You do not need a general business license from the North Carolina state government to operate your LLC. However, several cities do require that you register for a business license before you begin serving customers or clients. As of early 2022, these cities include:
Each city has its own zoning regulations for businesses. Be sure to contact the city government office where you intend to conduct business to find out if your LLC is subject to zoning regulations. This includes most home-based businesses.
You will need a building permit from the city or county if you plan to construct a new facility or renovate an existing facility. Some cities and counties in North Carolina also require that business owners obtain permission before putting up certain types of signs.
North Carolina requires businesses selling physical products and certain digital products to register for a sales and use tax number, which is the same as a seller’s permit. We have already discussed Form NC-BR needed to obtain a seller’s permit. The state does not charge a fee to process this form.
If your business qualifies as a reseller, you will need to obtain a Sales Tax Certificate of Exemption to avoid having to collect sales tax from customers and remit it to the state.

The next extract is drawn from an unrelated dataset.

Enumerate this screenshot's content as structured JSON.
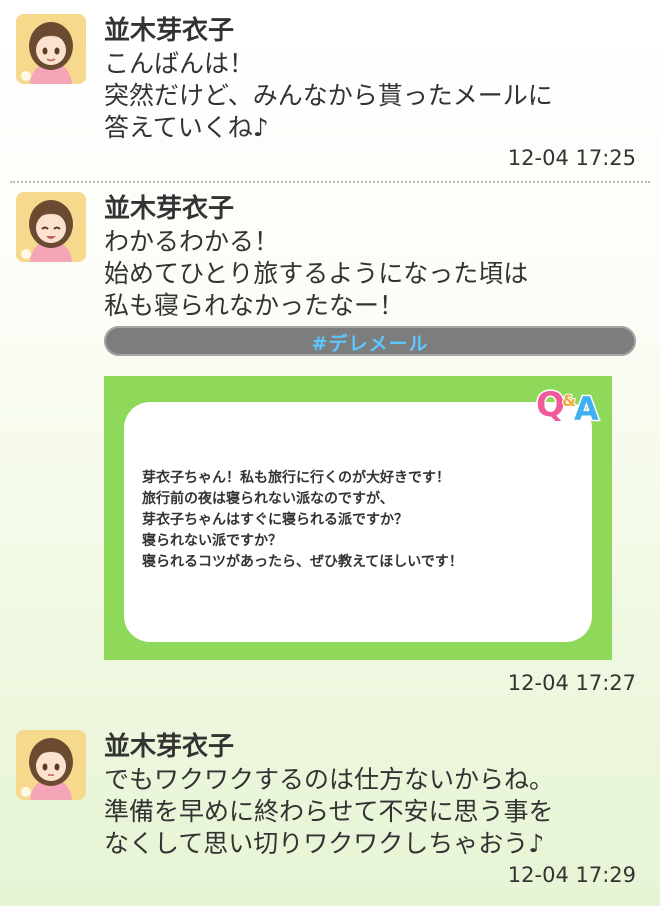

Businesses operating in several professions must apply for and pay a professional license fee in North Carolina. Some common examples include barber shops, fur dealers, firearms trainers, and commercial fishermen. You can find a complete list of professions requiring licensing and the fees due at this link.
Several types of industries also require special licenses in North Carolina. Daycare facilities, restaurants, and salvage dealers are just three common examples.
Please reach out to Tailor Brands with any additional questions about forming an LLC in North Carolina.
This portion of our website is for informational purposes only. Tailor Brands is not a law firm, and none of the information on this website constitutes or is intended to convey legal advice. All statements, opinions, recommendations, and conclusions are solely the expression of the author and provided on an as-is basis. Accordingly, Tailor Brands is not responsible for the information and/or its accuracy or completeness.